*** out of ****
Rated PG-13 (for supernatural action, some crude humor, and language)
Released: July 15, 2016
Runtime: 116 minutes
Director: Paul Feig
Starring: Melissa McCarthy, Kristen Wiig, Kate McKinnon, Leslie Jones, Chris Hemsworth, Charles Dance, Michael Kenneth Williams
The 2016 version of Ghostbusters unleashes exactly the kind of fun that people go to the movies for. Estrogen ghostbustin’ will definitely make you feel good.
Working like the comedy equivalent of J.J. Abrams, director Paul Feig (Bridesmaids, Spy) displays the right instincts to perfectly calibrate a franchise reboot. While modernized in the best kinds of ways, one of the great things about how Feig has reimagined this comedy classic is that he’s done it in the clever-yet-carefree 80s spirit that fueled the original and made it a phenomenon.
The most controversial aspect of this new Ghostbusters has been, surprisingly, the all-female lead cast. Each of the film’s trailers notched record “thumbs down” levels on YouTube, a disproportionate onslaught of hate that could only be attributed to misogynist trolls targeting the previews en masse. (One of the movie’s early jokes is a meta response to this backlash; whether it was prophetically delivered or picked up as a recent reshoot insert, it was a subtle but warranted dig at internet idiots.)
The sexist pile-on became so ridiculous that many, more reasonable people (a.k.a. those who could acknowledge the solid track record of the creatives involved) began to root for the success of this movie, so much so that some also began to worry, “But what if it ends up not being that good?”, perhaps fearing the need to work extra hard at finding reasons to like and defend it.
Well relax. Enjoying this female Ghostbusters reboot couldn’t come more naturally or easily.
The core concept remains, but then several key elements are ingeniously tweaked (their replacement for the Stay Puft Marshmallow Man, for example, is inspired) and original cast cameos strike just the right chord, all serving as pleasant surprises (look for the poignant memoriam early on to the late Harold Ramis) . From there, this story is fresh, original, and new – and the women have personalities all their own.
At first glance, these four comediennes appear to intentionally resemble the Murray / Aykroyd / Ramis / Hudson archetypes, but fairly quickly we see that they’re different in a lot of ways, and in several respects even complete opposites. Instead of trying to mimic the strengths of the original actors, these actresses embrace and play to their own; Kristen Wiig and her comic anxieties, Melissa McCarthy‘s loveable brashness, Leslie Jones’ high octane but never obnoxious comic swagger, and Kate McKinnon’s unpredictable loopiness (this SNL star is the film’s breakout; people are going to love her).

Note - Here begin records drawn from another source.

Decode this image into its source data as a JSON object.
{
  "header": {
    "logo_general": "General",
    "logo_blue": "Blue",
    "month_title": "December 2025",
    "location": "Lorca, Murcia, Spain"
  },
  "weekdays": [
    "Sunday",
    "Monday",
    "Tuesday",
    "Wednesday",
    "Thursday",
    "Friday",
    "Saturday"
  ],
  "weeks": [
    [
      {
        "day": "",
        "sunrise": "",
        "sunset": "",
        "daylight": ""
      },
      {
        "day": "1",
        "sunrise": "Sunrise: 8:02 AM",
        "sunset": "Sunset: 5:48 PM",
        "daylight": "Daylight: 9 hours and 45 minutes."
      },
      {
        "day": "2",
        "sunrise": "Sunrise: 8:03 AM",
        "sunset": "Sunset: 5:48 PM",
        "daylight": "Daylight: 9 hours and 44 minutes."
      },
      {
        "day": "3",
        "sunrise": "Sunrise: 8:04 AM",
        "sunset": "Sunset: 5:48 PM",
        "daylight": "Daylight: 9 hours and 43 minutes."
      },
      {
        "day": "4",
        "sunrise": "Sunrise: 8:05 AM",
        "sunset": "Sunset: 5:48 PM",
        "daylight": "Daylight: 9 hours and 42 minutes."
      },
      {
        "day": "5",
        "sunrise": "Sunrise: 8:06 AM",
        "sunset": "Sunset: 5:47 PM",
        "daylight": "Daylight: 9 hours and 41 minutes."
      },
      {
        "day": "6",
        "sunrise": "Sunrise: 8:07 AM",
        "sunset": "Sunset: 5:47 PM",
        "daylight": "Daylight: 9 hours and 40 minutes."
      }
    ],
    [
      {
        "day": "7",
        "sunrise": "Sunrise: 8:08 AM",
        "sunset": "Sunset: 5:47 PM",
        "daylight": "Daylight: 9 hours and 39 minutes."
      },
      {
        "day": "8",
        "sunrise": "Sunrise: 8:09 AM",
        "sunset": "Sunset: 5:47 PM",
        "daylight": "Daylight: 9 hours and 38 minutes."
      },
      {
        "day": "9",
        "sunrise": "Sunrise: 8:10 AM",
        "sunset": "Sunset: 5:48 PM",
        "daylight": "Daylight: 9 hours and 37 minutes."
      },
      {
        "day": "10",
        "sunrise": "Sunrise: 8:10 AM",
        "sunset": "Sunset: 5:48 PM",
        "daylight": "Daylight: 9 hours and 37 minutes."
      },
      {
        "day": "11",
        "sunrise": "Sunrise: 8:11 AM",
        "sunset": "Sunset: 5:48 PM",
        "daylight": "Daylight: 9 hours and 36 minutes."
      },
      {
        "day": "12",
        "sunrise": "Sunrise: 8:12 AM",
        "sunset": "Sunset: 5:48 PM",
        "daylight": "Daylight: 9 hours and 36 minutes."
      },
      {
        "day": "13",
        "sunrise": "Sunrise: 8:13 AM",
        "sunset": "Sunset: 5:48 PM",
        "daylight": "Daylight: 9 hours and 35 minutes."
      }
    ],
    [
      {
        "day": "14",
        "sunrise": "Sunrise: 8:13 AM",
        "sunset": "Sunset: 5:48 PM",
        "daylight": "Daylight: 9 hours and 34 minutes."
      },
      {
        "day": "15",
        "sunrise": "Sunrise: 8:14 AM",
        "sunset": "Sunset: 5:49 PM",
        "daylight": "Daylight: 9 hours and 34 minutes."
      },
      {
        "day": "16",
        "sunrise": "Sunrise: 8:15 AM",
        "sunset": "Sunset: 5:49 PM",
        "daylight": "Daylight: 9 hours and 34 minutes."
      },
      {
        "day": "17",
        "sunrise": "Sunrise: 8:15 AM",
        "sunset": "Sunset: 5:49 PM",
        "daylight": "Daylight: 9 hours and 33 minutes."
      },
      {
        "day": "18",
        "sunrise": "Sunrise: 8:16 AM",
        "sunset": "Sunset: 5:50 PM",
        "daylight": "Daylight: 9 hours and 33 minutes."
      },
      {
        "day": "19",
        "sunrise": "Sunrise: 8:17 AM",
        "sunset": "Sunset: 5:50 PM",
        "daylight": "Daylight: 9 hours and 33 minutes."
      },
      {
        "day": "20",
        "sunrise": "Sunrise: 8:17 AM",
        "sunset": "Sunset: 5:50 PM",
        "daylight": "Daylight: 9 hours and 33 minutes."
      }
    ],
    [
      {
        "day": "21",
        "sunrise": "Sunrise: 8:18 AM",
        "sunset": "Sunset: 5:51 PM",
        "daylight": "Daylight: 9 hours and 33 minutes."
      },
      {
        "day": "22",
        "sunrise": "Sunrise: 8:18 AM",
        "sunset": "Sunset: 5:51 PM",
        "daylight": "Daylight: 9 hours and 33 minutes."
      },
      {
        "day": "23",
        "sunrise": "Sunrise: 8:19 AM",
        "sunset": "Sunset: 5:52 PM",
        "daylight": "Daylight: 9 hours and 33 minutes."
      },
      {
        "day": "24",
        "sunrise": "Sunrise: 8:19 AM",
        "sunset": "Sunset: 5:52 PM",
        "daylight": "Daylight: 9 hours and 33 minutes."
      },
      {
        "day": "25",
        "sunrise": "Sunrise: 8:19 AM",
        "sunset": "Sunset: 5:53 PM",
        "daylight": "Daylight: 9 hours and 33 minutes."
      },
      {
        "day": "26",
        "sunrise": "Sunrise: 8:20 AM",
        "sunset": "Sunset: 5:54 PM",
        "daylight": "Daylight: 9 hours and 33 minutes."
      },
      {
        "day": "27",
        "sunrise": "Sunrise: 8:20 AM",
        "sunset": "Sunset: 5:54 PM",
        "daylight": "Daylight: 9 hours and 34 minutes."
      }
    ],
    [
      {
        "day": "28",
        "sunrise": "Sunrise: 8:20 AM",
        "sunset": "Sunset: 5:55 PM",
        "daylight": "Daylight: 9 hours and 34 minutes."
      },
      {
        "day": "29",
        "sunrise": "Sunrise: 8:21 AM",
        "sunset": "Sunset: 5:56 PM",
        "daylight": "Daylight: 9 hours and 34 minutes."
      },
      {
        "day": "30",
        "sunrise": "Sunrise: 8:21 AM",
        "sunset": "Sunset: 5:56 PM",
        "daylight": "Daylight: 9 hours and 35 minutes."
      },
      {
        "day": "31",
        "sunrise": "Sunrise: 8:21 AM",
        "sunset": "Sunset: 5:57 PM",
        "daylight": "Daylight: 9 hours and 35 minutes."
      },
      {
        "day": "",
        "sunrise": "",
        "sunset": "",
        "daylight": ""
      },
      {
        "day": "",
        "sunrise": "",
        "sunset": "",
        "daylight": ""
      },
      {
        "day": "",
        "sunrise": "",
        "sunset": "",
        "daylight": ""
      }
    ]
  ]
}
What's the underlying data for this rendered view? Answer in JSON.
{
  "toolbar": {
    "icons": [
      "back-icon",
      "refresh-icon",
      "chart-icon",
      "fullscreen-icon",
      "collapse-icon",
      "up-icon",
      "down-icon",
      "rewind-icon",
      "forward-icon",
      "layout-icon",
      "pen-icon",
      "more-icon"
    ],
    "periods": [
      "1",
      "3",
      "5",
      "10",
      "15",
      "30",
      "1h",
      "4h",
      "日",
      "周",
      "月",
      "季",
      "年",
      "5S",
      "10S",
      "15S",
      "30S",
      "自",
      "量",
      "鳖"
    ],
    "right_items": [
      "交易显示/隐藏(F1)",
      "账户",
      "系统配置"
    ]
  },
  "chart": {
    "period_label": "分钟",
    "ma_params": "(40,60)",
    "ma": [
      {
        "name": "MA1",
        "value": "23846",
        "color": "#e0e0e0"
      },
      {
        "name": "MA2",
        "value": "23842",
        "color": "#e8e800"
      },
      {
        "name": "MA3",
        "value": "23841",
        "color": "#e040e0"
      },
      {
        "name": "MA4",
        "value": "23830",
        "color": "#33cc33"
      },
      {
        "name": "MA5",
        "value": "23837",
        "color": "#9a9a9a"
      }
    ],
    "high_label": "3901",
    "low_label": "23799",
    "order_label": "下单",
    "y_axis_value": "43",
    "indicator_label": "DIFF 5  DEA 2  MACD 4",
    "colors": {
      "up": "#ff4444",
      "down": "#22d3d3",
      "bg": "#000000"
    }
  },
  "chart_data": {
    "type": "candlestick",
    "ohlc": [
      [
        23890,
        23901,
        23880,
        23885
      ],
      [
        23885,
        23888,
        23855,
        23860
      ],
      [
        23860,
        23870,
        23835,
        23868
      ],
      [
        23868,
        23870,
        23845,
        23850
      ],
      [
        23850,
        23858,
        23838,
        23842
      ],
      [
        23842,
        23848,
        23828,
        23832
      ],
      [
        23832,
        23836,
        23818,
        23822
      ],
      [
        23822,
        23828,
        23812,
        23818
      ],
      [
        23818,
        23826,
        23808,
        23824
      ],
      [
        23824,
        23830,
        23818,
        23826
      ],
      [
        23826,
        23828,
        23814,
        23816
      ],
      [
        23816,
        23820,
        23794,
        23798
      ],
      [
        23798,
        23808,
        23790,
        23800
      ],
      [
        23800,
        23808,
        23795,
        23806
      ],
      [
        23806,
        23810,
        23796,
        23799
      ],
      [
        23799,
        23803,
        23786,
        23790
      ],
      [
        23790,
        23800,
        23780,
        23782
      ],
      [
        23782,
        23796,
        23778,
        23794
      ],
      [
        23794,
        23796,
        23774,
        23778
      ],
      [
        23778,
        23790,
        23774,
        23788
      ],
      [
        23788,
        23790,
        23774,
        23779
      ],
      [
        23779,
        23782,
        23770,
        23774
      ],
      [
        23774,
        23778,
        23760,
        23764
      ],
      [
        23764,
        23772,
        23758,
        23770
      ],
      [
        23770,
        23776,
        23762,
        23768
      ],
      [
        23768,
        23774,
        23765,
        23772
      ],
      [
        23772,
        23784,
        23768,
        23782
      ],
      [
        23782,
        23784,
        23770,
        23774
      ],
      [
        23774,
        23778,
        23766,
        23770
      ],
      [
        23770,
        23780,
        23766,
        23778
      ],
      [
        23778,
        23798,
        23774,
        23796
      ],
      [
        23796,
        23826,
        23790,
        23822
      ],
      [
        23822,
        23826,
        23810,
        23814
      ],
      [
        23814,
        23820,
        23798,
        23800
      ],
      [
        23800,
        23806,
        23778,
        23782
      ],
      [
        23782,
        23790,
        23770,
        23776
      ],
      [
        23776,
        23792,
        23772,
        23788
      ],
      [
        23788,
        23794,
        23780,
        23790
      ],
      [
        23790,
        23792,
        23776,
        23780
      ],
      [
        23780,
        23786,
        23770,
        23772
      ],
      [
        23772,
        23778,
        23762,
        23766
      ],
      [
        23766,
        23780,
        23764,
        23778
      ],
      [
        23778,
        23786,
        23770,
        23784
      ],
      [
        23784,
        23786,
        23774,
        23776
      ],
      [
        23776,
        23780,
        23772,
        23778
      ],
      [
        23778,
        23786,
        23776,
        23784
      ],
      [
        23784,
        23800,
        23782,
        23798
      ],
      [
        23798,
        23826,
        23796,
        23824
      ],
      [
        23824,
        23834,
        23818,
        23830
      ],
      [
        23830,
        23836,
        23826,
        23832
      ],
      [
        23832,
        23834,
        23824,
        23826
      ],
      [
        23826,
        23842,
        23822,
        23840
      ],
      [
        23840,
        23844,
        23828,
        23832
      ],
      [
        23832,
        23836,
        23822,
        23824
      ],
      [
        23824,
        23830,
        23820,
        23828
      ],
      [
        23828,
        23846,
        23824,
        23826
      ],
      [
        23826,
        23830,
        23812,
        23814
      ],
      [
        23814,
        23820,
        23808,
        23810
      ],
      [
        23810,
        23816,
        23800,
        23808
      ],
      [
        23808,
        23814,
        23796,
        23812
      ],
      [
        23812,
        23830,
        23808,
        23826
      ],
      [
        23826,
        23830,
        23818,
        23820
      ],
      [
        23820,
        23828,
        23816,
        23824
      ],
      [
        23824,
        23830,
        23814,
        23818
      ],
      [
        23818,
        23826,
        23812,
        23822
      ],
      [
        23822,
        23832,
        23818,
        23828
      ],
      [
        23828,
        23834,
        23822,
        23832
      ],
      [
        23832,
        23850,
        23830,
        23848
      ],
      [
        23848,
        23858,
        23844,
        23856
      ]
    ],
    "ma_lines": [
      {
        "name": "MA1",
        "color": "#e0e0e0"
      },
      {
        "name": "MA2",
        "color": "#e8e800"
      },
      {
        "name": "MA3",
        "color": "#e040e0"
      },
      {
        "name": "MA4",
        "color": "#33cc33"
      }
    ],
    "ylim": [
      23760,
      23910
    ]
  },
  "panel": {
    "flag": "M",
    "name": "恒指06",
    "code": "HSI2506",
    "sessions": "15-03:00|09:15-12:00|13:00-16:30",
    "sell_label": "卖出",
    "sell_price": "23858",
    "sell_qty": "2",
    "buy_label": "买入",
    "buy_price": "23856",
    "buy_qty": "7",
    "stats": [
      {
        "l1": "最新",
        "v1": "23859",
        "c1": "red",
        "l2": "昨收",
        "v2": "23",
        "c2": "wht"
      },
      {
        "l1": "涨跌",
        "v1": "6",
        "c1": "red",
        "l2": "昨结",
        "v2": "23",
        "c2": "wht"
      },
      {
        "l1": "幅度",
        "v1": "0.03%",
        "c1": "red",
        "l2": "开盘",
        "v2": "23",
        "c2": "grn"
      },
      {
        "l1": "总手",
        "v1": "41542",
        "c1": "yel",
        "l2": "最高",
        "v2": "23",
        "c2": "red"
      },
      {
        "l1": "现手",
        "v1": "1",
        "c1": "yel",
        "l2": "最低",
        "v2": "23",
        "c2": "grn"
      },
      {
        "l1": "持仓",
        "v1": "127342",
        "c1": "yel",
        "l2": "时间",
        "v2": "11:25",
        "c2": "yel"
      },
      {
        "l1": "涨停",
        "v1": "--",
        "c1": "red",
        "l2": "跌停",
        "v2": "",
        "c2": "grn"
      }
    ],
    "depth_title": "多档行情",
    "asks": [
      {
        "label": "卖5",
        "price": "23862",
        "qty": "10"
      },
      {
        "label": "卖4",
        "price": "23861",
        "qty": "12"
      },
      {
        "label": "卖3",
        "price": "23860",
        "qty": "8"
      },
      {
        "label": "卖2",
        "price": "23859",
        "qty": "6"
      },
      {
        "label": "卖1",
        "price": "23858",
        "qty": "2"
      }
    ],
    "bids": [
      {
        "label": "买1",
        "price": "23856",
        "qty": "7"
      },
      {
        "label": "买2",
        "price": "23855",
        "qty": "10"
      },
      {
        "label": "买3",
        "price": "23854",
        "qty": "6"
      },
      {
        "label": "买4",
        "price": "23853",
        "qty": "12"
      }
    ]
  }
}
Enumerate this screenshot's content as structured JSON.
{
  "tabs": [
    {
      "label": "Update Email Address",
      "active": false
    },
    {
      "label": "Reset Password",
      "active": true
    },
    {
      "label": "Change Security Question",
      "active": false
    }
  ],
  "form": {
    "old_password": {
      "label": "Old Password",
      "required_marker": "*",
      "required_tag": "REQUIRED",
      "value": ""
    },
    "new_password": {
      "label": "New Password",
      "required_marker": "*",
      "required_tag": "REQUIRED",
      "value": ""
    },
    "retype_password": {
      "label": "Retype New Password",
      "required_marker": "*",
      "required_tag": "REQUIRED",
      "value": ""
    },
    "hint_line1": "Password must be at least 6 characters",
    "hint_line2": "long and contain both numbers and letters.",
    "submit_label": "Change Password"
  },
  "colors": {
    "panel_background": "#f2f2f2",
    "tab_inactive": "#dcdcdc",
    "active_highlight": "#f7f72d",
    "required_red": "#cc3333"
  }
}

Similarly, once the script gives us the four ghostbusters, their Echo 1 hearse, and an “us against the doubters” premise, it doesn’t rehash the original for excessive fan service. There’s no forced romance. No Rick Moranis-type goofball. Or to the extent there are those vague parallels, they exist in an ingenious mashup of the hunky doofus secretary played with a silly charm by Chris Hemsworth.
The filmmaking is also top notch (arguably Feig’s most accomplished yet), from its colorful special effects palette to glossy, cinematic visuals. Feig’s Ghostbusters is an action comedy that excels equally at both.
One of the most refreshing things about this movie, particularly in comparison to other modern comedies, is how it’s never desperate for laughs. Feig’s script, with co-writer Katie Dippold, doesn’t assault us with an onslaught of jokes and gags, hoping something will stick. They actually construct a solid plot with nice setups and payoffs, allow the laughs (and scares) to emerge from that, and then layer it all with sweet and affecting character arcs.
The overall tone elicits more consistent smiles than full-on guffaws (though the laughs are definitely there), but it’s so enjoyable to see these women have so much fun that you can’t help but have fun right along with them. Furthermore, the humor arises as much from these characters’ distinct personalities (again, all hail McKinnon) as it does any specific one-liner or punchline, and that endears these women to us. To top it all off, their ability to be total badasses with the proton packs is the best form of mic drop against all the troglodyte pre-release haters.
Delivering a perfect mix of comedy, action, and spectacle, this broad comedy (in the truest sense of the phrase) proves that we don’t have to be afraid of no female Ghostbusters.
(Oh, and stick around to the very end for the post-credits stinger. It’s an intriguing one.)